How to Spring Clean

Bedrooms and Closets

Cleaning a mattress is surprisingly easy.
Cleaning a mattress is surprisingly easy.
Dorling Kindersley RF/Thinkstock

Dressers, chairs, night stands ... you've doubtless dusted, cleaned and waxed all of these items already. So what sets the bedroom apart from other rooms? The bed, of course! The bed frame counts as a piece of furniture, so don't forget to pay close attention to it as well. But by far one of the biggest cleaning issues in the bedroom is the mattress. The truth is, mattresses can get really musty. If you're just changing the sheets and pillowcases every few weeks, you're not getting the mattress itself clean. Not to get too disgusting, but while you sleep, you're shedding skin cells and hair and maybe even sweat on this highly-absorbent pad for however long you've had the mattress. And if you have small kids or pets...that mattress has probably seen some bad stuff.

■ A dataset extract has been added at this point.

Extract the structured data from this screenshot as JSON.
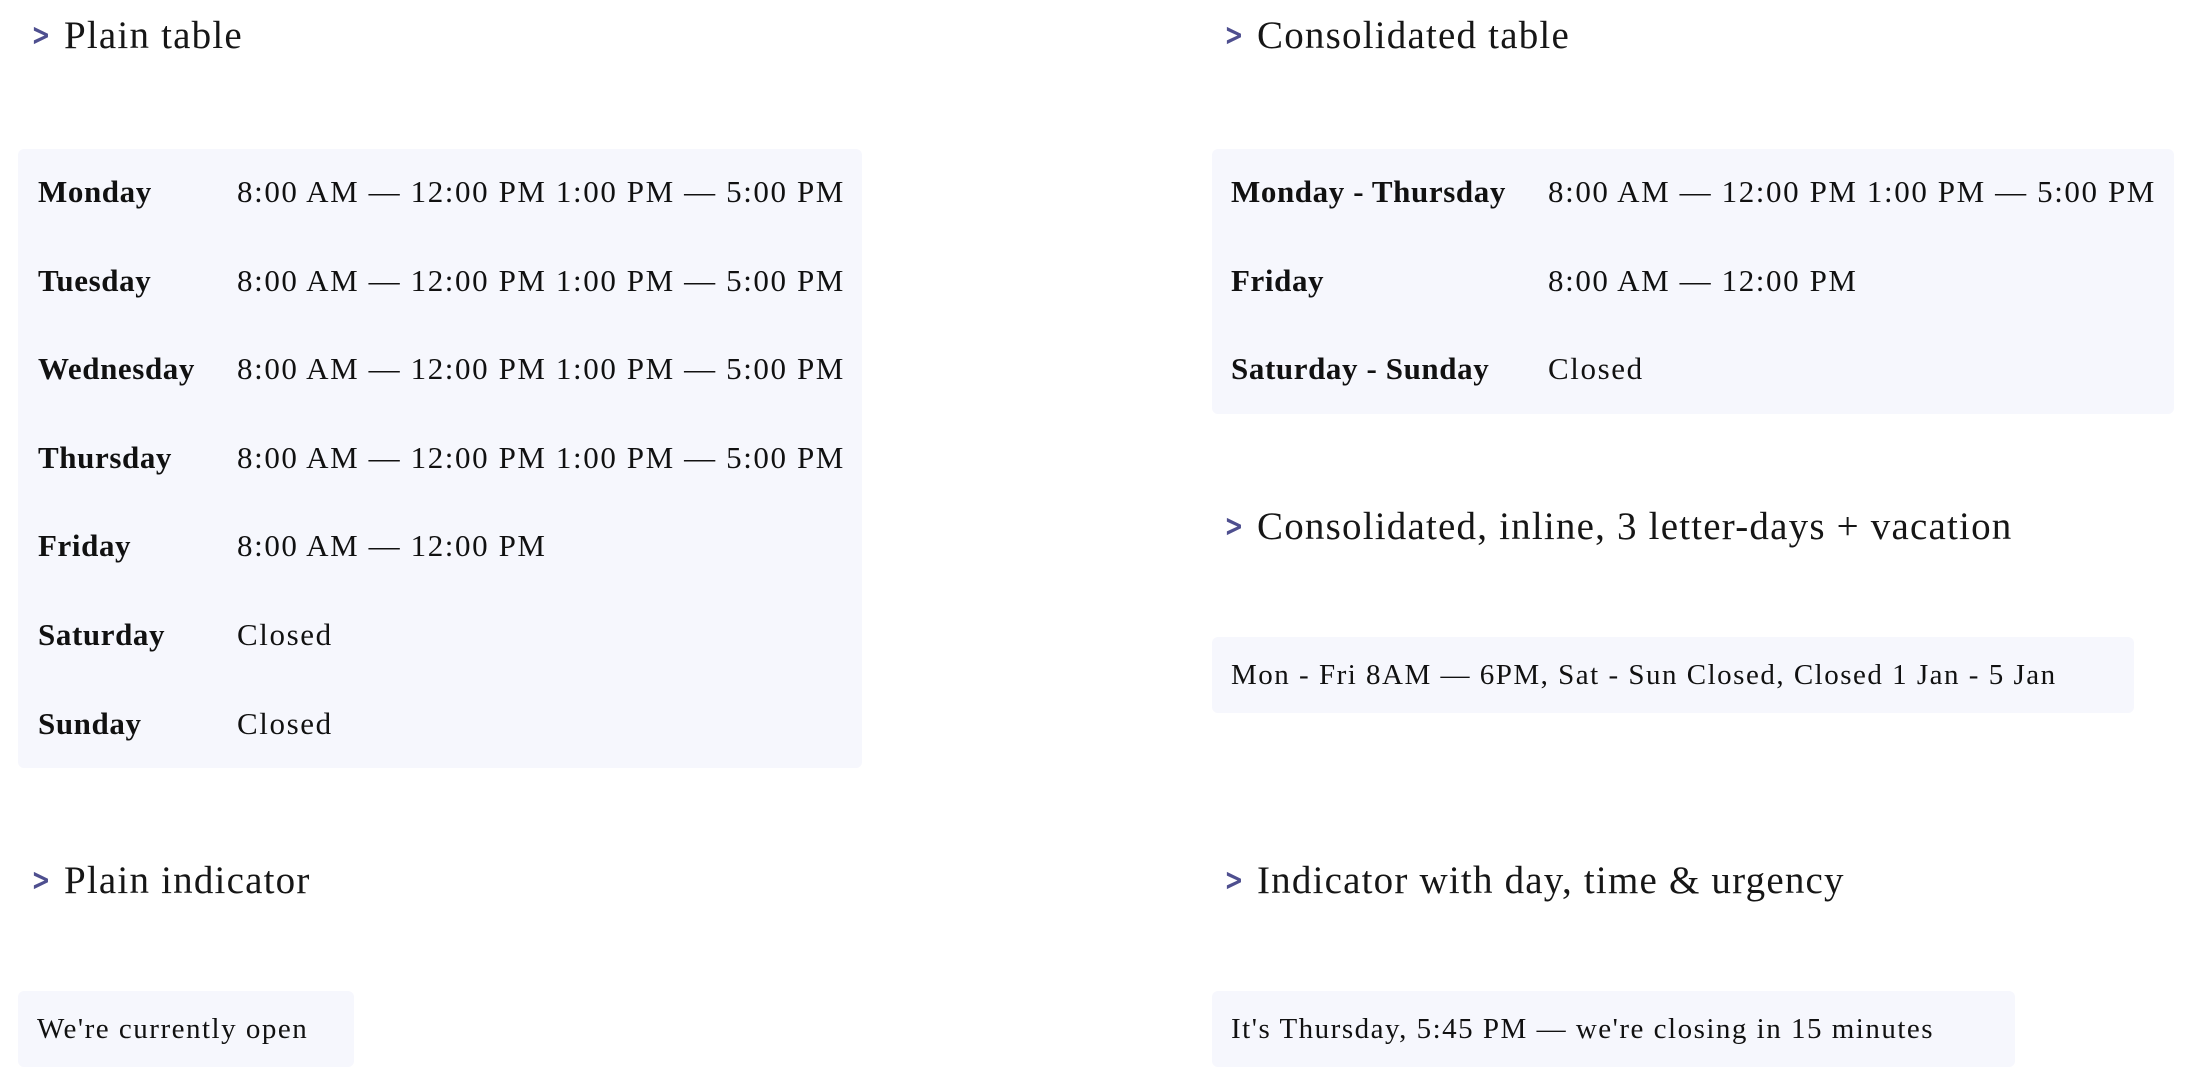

There are two ways of going about this. Either way, you should flip your mattress every six months to promote even wear. But after taking off the sheets and flipping? The involved way to clean it is to vacuum it first, and then get out the carpet cleaner with the upholstery attachment, using stain remover on any spots. Make sure not to get it too wet and allow plenty of time for it to dry -- if you can, open windows for it to air-dry or use fans. If the mattress isn't stained but just a bit smelly, you can just sift baking soda over the top after vacuuming it. Then put the sheets back on. The next time you change them, vacuum off any baking soda residue. It'll have absorbed odors and moisture. Pillows are the second-worst-offenders -- they can usually be washed but you may need to take them to a Laundromat to use the big commercial washers and dryers.

Closets are often ignored during a bout of spring cleaning. Out of sight, out of mind? Remove everything from your closets and clean them as you would any other room. Since warm weather is on the way, go through your winter stuff and decide what should be packed away and what needs to leave the house one way or another (and don't let your good intentions die with bags and boxes sitting on your closet floor until fall). Then organize what's left in your closet. Extend this work to linen closets, coat closets and any other closets, while you're in the room that contains it. You will probably run across some "lost" items, and be able to fit more stuff into your closets!